Colorado Springs leaders are negotiating with a company that promises to provide more economical ambulance services, but Priority Ambulance has two leaders who also led three similar companies that went bankrupt in five years.
The failed ventures left scores of cities without ambulance services, required millions of dollars in aid from local governments and left thousands of people jobless.
Colorado Springs notified Priority last week that it was the top choice for the new contract, said company Chief Growth Officer Glenn Leland.
The Knoxville, Tenn.-based Priority is among the five biggest such companies in the nation, Leland said, and has a flawless reputation.
But Priority CEO Bryan Gibson has been in at least two deals that fell through.
Gibson was chief operating officer of Rural/Metro Corp. when it signed a $375 million contract with Santa Clara County, Calif., in 2010, the San Jose Mercury News reported.
The county had dropped its contract with American Medical Response, just as Colorado Springs leaders are considering doing now.
Gibson resigned from Rural/Metro at the end of June 2011, and the company's contract with the county started in July.
Rural/Metro almost immediately failed to meet its required response times, the Mercury News reported.
County Executive Jeff Smith said the company was losing up to $10 million a year on the contract. So the county reduced fees and cut other requirements, saving Rural/Metro about $15 million, Smith said.
"It's hard to know why they gave us an unrealistic bid," he said. "Was it just a mistake on their part? Did they not have information that came to light until later? Did they have an intention to be a loss leader for a while so they could get into the market? Or was it simply a lack of competence?"
Gibson could not be reached for comment.
He took over as CEO of First Med EMS, based in Wilmington, N.C., in 2013, Priority's website says.
Gibson's job there lasted less than four months. He left just before First Med abruptly closed in December 2013, leaving patients in more than 70 cities without service and costing about 2,000 employees their jobs, report NBC News and the Wilmington Star News.
In 2014, Gibson joined a new team that founded Priority, according to the company's website.
Leland said he was CEO of TransCare EMS on the East Coast from 2015 to early 2016.
"I was recruited to turn around the company, which was in significant strain at the time," he said.
TransCare had financial struggles and ultimately couldn't replace ambulances or pay employees, say New York Times reports.
Emergency workers reportedly were pressured by supervisors to take supplies from hospitals without approval.
"It became a company too broken to fix," Leland said.
The company closed in February 2016. Leland said he resigned a month earlier - the third CEO to leave in four months, reports The Times.
The closure left hundreds of thousands of East Coast residents without ambulance service, 2,500 workers without jobs and many employees cut loose without a final paycheck, report the New York Daily News and the Journal News of White Plains, N.Y.
In California, county executive Smith said if he could start over, he wouldn't sign with the company. Nor would he stay with AMR.
Colorado Springs should scrutinize market factors, including the payment process for patients and insurers, he said. But that information might be difficult to find with such a young company.
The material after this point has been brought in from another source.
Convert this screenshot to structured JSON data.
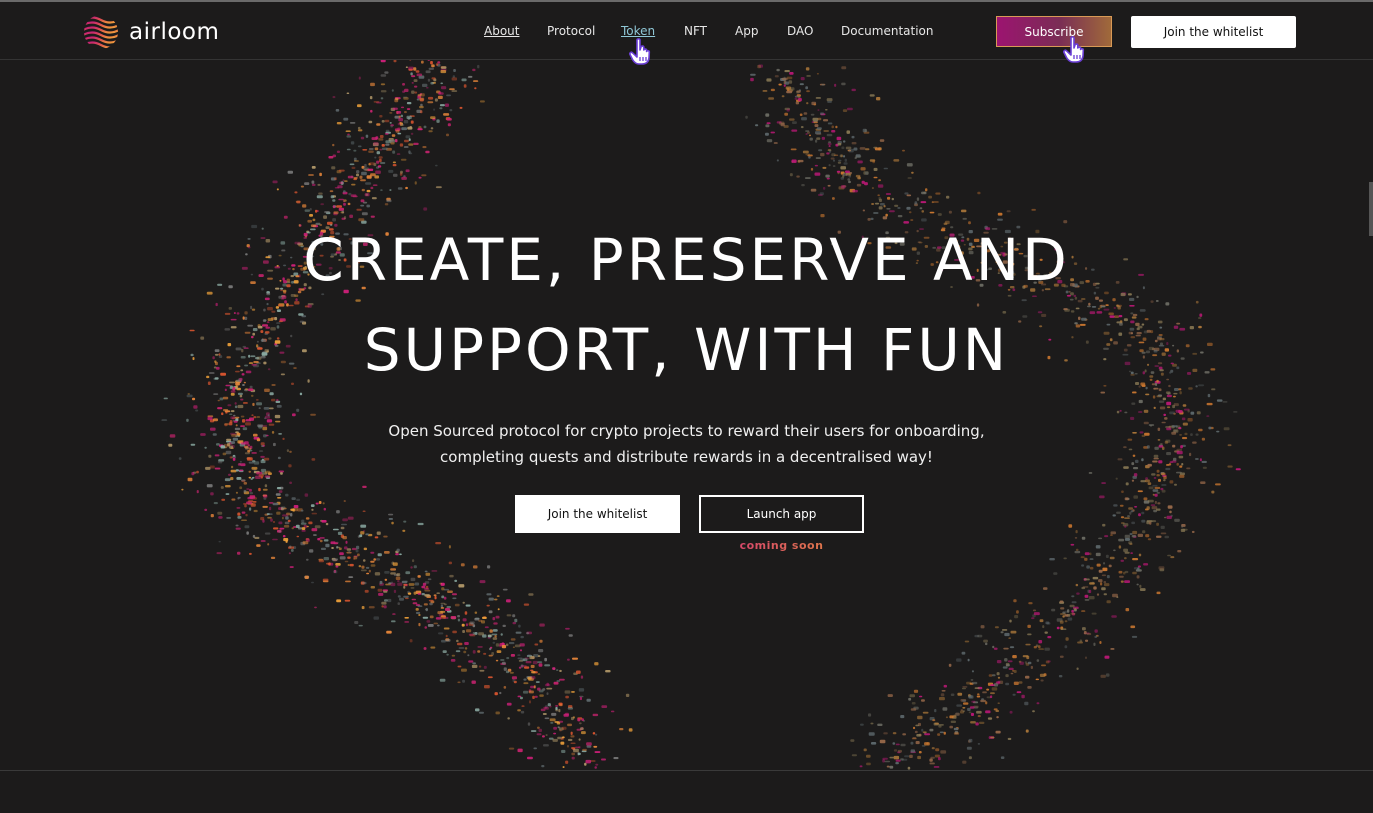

Leland wouldn't detail Priority's collection data, but he said the company employs a "very strong billing operation." The company operates in 10 states with about 2,000 employees and has replaced AMR in three markets over the past year, he said.
While concerns have been raised before, he said, Priority "has a perfect record of compliance in all of its existing contracts and all the contracts throughout the life of the company."
If a threat of service interruption looms, Colorado Springs is contractually allowed to take over ambulance service, Leland said.
Priority also would pay the city $3 million to cover costs if the company fails to meet its obligations, city spokeswoman Jamie Fabos said.
AMR has provided city ambulance services for more than a decade, but its contract expires at the end of 2018, Fabos said.
Three companies responded to the city's January request for new bids. A committee ranked them on project approach, organizational background and qualifications and experience, she said.
Specifics on the bids won't be released until a contract is signed.